NEW YORK (TheStreet) -- Self-driving/driverless cars are being embraced by such companies as Google (GOOG), Tesla (TSLA) and Intel (INTC). But no matter how reliable the technology becomes, driverless cars cab never succeed.
Why? Legal liability, or the question of who pays when something goes wrong.
The top three causes of distracted driving in the United States, according to Drivers.com, are drunk driving, speeding and distracted driving. According to the National Highway Transportation Safety Administration, at least 32,800 people died in 2013 in car crashes, and most of those accidents were caused by human error.
Courtesy of Google
The concept of the driverless car is beautiful: eliminate human error by eliminating the human. When a driver has an accident, someone has to be at fault. But who or what is to blame when a driverless car goes haywire and (to use a hypothetical example from the new book Think Like a Freak), mows down an entire pre-school class?
In such an example if it was raining heavily, some of the responsibility might lie with the car's owner. But ultimately the liability will probably lie with the automaker.
In releasing a driverless car, an automaker is taking on an exhorbanant amount of risk and liability.
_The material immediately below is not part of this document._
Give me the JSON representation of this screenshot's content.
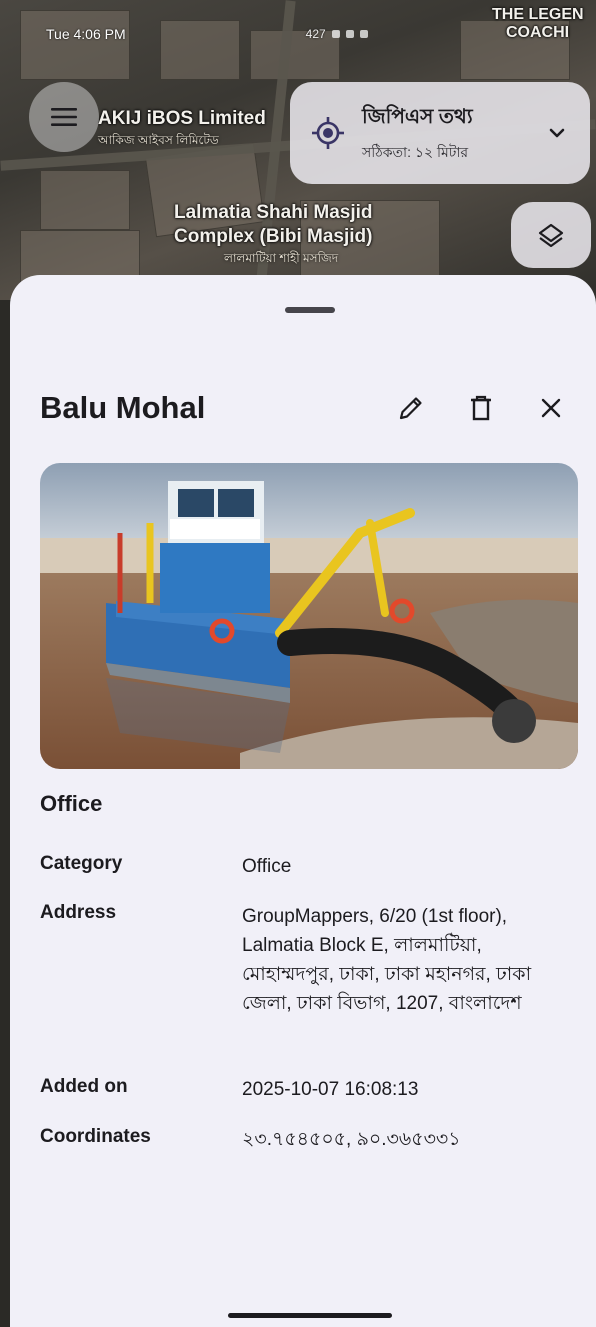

When a Toyota (TM) software bug in braking software caused several accidents, Toyota was forced to do a recall that cost the automaker $2 billion, according to the BBC. In addition, the automaker was forced to pay a $1.2 billion settlement to the victims of the issue.